- An assessment of Southern California's energy reliability this winter paints a precarious picture due to the loss of three gas pipelines and reduced capacity at Southern California Gas' Aliso Canyon storage facility.
- The report, issued by the California Energy Commission and the Public Utilities Commission, concluded "the region faces new challenges and greater uncertainty than a year ago." Customers will be asked to conserve at even greater levels than they did last winter.
- A trio of gas transmission pipelines SoCalGas relies on to serve customers is out of operation. One pipeline ruptured in October, leading to damage on a second nearby line. Regulators say one pipeline is expected to be back in service by the end of the year.
Customers in Southern California will be called on to reduce their gas usage even more than they did last year, and that still may not be enough if the state is hit with a colder-than-normal winter.
In a conference call with reporters, and later in a statement, CEC Chair Robert Weisenmiller said “Southern Californians have played a role in timely reducing energy use in past peak demand seasons,” and they "will be called upon again to turn down thermostats and conserve both electricity and natural gas at a rate greater than a year ago.”
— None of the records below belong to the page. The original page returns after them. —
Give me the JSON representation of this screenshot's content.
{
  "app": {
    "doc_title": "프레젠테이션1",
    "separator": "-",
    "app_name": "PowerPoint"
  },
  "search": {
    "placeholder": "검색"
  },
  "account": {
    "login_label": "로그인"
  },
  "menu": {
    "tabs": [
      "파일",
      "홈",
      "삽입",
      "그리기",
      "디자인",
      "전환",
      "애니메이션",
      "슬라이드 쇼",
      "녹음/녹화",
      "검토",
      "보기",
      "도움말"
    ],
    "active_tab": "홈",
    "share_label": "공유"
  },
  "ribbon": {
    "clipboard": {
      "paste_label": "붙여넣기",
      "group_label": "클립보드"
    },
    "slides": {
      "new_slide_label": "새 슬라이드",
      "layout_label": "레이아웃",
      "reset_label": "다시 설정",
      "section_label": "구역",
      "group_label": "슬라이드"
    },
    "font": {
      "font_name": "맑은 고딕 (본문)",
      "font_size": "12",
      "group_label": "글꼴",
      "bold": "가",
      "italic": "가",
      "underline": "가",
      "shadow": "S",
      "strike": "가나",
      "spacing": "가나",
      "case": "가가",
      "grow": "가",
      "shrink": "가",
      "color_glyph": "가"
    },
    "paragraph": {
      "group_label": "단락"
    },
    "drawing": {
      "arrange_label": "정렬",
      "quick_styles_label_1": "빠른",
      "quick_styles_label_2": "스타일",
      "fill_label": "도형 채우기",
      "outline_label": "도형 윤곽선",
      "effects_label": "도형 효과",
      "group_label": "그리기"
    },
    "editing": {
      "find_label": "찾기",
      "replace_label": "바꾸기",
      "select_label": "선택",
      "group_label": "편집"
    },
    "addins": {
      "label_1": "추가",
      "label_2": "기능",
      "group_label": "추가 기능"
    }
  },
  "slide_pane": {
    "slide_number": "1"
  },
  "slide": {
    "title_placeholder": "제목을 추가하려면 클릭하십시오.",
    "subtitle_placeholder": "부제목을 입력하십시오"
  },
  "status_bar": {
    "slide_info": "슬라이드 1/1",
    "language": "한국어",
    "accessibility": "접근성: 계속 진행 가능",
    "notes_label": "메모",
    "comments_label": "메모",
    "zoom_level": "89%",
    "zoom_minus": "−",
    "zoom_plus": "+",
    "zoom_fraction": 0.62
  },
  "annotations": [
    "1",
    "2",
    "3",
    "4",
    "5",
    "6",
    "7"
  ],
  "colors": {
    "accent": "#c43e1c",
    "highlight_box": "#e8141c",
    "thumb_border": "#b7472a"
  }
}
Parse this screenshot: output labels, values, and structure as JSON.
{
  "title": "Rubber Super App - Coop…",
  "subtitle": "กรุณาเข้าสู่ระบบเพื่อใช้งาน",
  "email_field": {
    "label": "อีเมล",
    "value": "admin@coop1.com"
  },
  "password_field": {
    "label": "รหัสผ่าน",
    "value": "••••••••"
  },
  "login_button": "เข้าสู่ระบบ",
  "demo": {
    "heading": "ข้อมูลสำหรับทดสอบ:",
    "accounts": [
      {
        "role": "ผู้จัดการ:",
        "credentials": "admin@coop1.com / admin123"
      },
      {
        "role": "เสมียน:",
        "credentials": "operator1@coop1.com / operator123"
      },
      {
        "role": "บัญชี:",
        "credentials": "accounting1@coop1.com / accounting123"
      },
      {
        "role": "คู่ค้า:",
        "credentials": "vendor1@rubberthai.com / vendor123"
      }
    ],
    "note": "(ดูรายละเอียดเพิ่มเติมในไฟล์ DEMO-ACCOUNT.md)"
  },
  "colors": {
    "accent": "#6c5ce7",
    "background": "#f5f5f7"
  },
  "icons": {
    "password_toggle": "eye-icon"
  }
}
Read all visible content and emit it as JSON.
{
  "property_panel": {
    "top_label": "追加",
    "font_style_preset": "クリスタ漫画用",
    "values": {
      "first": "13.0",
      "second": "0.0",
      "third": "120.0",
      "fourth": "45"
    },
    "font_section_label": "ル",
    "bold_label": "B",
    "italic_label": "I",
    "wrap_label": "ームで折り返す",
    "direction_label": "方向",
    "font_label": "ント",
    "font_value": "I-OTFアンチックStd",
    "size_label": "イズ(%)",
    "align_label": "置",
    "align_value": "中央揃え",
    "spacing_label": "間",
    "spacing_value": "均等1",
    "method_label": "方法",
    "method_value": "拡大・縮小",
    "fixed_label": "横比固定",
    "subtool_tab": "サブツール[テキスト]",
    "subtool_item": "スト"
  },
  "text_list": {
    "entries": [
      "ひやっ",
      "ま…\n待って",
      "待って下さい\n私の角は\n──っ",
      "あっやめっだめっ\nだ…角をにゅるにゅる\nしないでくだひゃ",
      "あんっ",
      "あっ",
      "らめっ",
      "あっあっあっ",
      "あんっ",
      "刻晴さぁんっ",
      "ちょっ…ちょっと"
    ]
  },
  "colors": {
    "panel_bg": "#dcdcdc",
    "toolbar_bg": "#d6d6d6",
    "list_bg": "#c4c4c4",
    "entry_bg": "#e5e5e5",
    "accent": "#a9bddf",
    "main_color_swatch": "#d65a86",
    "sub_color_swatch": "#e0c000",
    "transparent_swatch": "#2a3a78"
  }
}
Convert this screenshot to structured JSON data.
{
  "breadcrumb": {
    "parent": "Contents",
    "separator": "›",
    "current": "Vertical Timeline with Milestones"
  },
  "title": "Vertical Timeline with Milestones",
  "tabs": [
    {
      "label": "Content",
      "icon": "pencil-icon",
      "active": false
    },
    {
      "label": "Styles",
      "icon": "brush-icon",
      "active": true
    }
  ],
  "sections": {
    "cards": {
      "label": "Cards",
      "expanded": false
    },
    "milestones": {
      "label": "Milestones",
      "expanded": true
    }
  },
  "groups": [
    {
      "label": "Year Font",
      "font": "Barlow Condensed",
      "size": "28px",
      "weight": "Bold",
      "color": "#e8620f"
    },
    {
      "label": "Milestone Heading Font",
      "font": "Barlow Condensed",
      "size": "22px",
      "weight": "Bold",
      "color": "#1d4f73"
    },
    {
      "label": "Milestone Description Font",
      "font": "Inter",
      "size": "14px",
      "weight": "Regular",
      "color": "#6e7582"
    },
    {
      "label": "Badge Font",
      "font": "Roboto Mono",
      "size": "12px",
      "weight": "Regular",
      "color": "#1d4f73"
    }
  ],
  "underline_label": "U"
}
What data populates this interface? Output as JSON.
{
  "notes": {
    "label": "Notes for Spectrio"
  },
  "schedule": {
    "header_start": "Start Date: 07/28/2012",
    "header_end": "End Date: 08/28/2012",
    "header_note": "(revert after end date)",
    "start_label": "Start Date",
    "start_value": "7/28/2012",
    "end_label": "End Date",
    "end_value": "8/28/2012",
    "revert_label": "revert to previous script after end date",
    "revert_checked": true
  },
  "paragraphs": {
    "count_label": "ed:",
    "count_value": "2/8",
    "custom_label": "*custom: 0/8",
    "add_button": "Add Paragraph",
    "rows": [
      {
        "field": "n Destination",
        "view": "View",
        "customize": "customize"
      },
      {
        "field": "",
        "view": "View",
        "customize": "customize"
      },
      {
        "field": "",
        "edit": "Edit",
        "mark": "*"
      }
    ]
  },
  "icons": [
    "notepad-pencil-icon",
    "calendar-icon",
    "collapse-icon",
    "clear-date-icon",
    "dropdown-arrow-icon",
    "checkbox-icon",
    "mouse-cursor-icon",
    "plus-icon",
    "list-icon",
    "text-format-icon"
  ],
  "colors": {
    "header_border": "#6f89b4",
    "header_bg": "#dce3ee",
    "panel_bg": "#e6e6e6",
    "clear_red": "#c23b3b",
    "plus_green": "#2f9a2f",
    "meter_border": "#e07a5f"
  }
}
Even with conservation, officials say it is unclear if the region will have sufficient gas supplies to avoid curtailments to "noncore customers," including gas generators. Residential and small business customers, considered "core" customers, would not face curtailments.
Over the summer, a state appeals court ruled SoCalGas could partially reopen Aliso Canyon, though at a significantly-reduced operating capacity. SoCalGas, a subsidiary of Sempra Energy, resumed injections into the gas storage facility for the first time following discovery of a leak in late 2015.
Regulators say additional mitigation measures are being considered, and could include greater outreach to
encourage gas conservation by core customers and expanding programs that use smart thermostats for demand response.
This month, the CPUC asked SoCalGas to develop a program allowing the dispatch of thousands of smart
thermostats that are already in place. Regulators are also considering an emergency moratorium on new natural gas service connections in the areas of Los Angeles County served by the Aliso Canyon facility.